Bells, stringed instruments, theater auditoria, pistols, phonographs, and synthesizers have a long history that is deeply entangled with the production of knowledge, science, and cultural heritage. The Working Group brings these enmeshments to light, with a focus on three forms of sound objects: sound-generating, sound-transmitting, and sound-archiving objects. Alongside materially tangible objects (natural objects, artifacts, objets trouvés), the Working Group also considers immaterial sound objects (musical sounds, sounds of daily life, noise), passed on in written or pictorial form.
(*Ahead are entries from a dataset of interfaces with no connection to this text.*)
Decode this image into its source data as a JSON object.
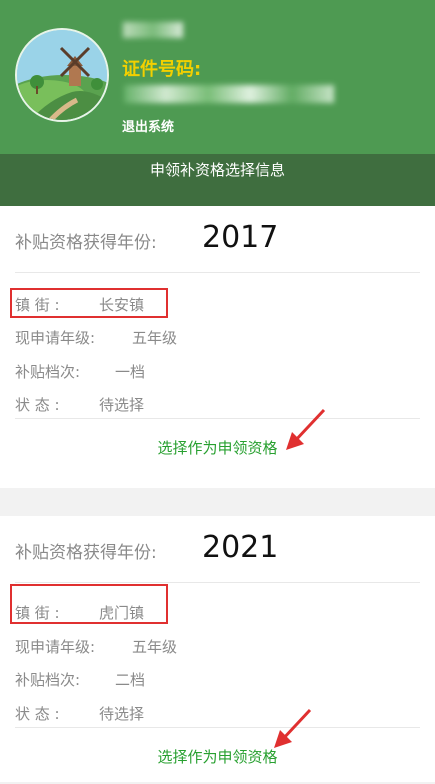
{
  "header": {
    "id_label": "证件号码:",
    "logout_label": "退出系统"
  },
  "subbar": {
    "title": "申领补资格选择信息"
  },
  "records": [
    {
      "year_label": "补贴资格获得年份:",
      "year": "2017",
      "town_label": "镇 街 :",
      "town": "长安镇",
      "grade_label": "现申请年级:",
      "grade": "五年级",
      "tier_label": "补贴档次:",
      "tier": "一档",
      "status_label": "状 态 :",
      "status": "待选择",
      "action_label": "选择作为申领资格"
    },
    {
      "year_label": "补贴资格获得年份:",
      "year": "2021",
      "town_label": "镇 街 :",
      "town": "虎门镇",
      "grade_label": "现申请年级:",
      "grade": "五年级",
      "tier_label": "补贴档次:",
      "tier": "二档",
      "status_label": "状 态 :",
      "status": "待选择",
      "action_label": "选择作为申领资格"
    }
  ],
  "colors": {
    "header_green": "#4e9a52",
    "subbar_green": "#3f6e3f",
    "id_label_yellow": "#f3d000",
    "action_green": "#28a030",
    "highlight_red": "#e03030"
  }
}
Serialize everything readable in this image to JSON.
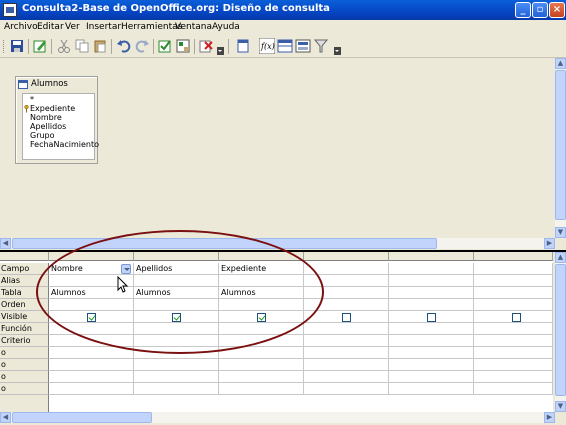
{
  "window": {
    "title": "Consulta2-Base de OpenOffice.org: Diseño de consulta"
  },
  "menu": [
    "Archivo",
    "Editar",
    "Ver",
    "Insertar",
    "Herramientas",
    "Ventana",
    "Ayuda"
  ],
  "toolbar_icons": [
    "save-icon",
    "edit-icon",
    "cut-icon",
    "copy-icon",
    "paste-icon",
    "undo-icon",
    "redo-icon",
    "add-table-icon",
    "design-view-icon",
    "delete-icon",
    "run-query-icon",
    "functions-icon",
    "table-name-icon",
    "alias-icon",
    "distinct-icon"
  ],
  "table_window": {
    "name": "Alumnos",
    "fields": [
      "*",
      "Expediente",
      "Nombre",
      "Apellidos",
      "Grupo",
      "FechaNacimiento"
    ],
    "key_field": "Expediente"
  },
  "grid": {
    "row_labels": [
      "Campo",
      "Alias",
      "Tabla",
      "Orden",
      "Visible",
      "Función",
      "Criterio",
      "o",
      "o",
      "o",
      "o"
    ],
    "columns": [
      {
        "field": "Nombre",
        "table": "Alumnos",
        "visible": true
      },
      {
        "field": "Apellidos",
        "table": "Alumnos",
        "visible": true
      },
      {
        "field": "Expediente",
        "table": "Alumnos",
        "visible": true
      },
      {
        "field": "",
        "table": "",
        "visible": false
      },
      {
        "field": "",
        "table": "",
        "visible": false
      },
      {
        "field": "",
        "table": "",
        "visible": false
      }
    ]
  },
  "colors": {
    "titlebar": "#0545c4",
    "annotation": "#7a1010",
    "check": "#21a121"
  }
}
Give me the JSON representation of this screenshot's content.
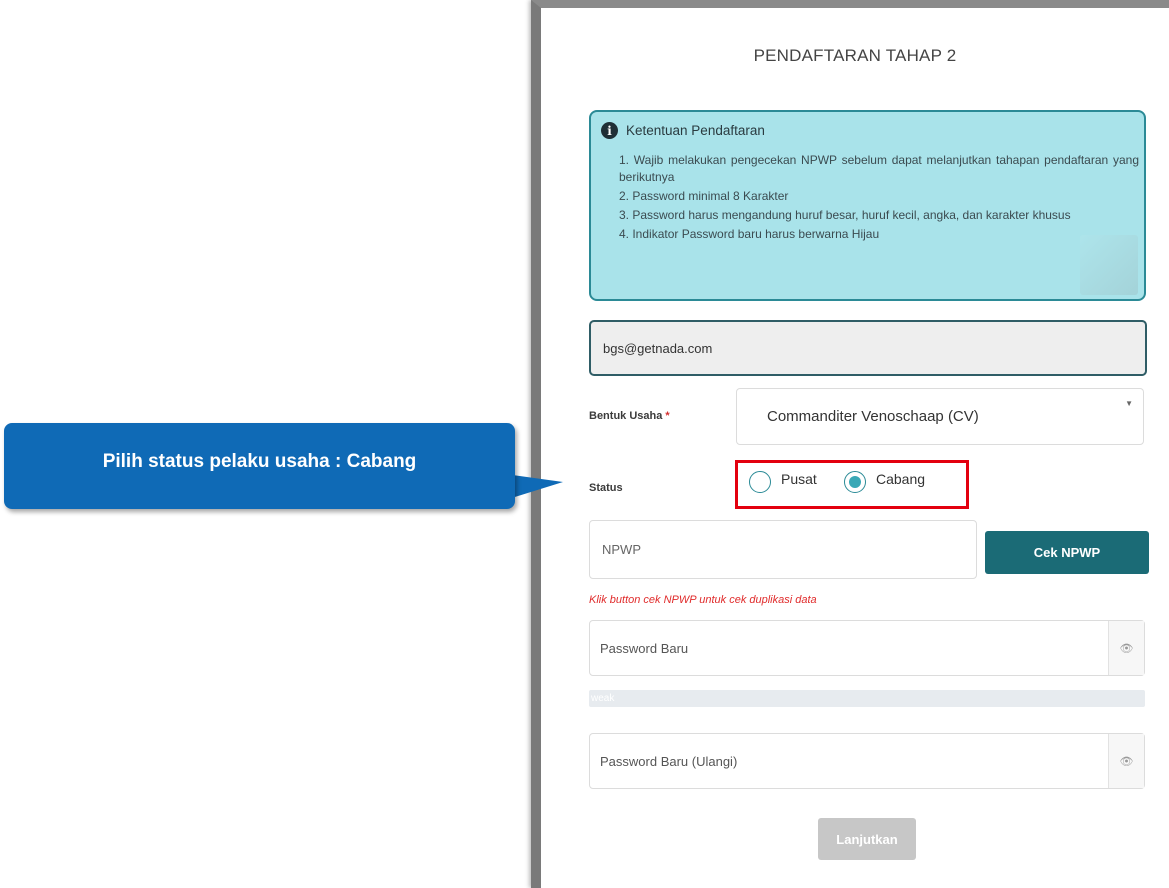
{
  "callout": {
    "text": "Pilih status pelaku usaha : Cabang"
  },
  "form": {
    "title": "PENDAFTARAN TAHAP 2",
    "info": {
      "icon": "info-icon",
      "title": "Ketentuan Pendaftaran",
      "items": [
        "1. Wajib melakukan pengecekan NPWP sebelum dapat melanjutkan tahapan pendaftaran yang berikutnya",
        "2. Password minimal 8 Karakter",
        "3. Password harus mengandung huruf besar, huruf kecil, angka, dan karakter khusus",
        "4. Indikator Password baru harus berwarna Hijau"
      ]
    },
    "email": {
      "value": "bgs@getnada.com"
    },
    "bentuk_usaha": {
      "label": "Bentuk Usaha",
      "required_mark": "*",
      "selected": "Commanditer Venoschaap (CV)"
    },
    "status": {
      "label": "Status",
      "options": [
        {
          "label": "Pusat",
          "checked": false
        },
        {
          "label": "Cabang",
          "checked": true
        }
      ]
    },
    "npwp": {
      "placeholder": "NPWP",
      "button": "Cek NPWP",
      "hint": "Klik button cek NPWP untuk cek duplikasi data"
    },
    "password": {
      "placeholder": "Password Baru",
      "strength": "weak"
    },
    "password_repeat": {
      "placeholder": "Password Baru (Ulangi)"
    },
    "submit": {
      "label": "Lanjutkan"
    }
  },
  "colors": {
    "accent": "#1b6b76",
    "callout": "#0f6ab6",
    "highlight": "#e3000f",
    "info_bg": "#a9e3ea"
  }
}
The Working Group asks when and how research objects became concrete objects, and what agency these objects have accrued in the domains of knowledge, science, and cultural heritage. We trace the role played by the objects’ materiality in such processes. When did their materials, their value, their sound, their shape change? How did their spatial or cultural embedment mold their use? We are interested in the extent to which sounding objects formed part of codified actions, artistic or technological practices, and social networks. How did they collect or communicate tacit knowledge? At what points did sound objects mark the transition from practical action to scientific research? Where did objects circulate between scientific disciplines, and where did they escape from their scientific contexts to become everyday, communicative, museum, or art objects? How was their sound described, visualized, measured, archived, exhibited, digitized? Finally, we ask where the history of these objects flows into conventional narratives and where they write their very own history over long periods of time.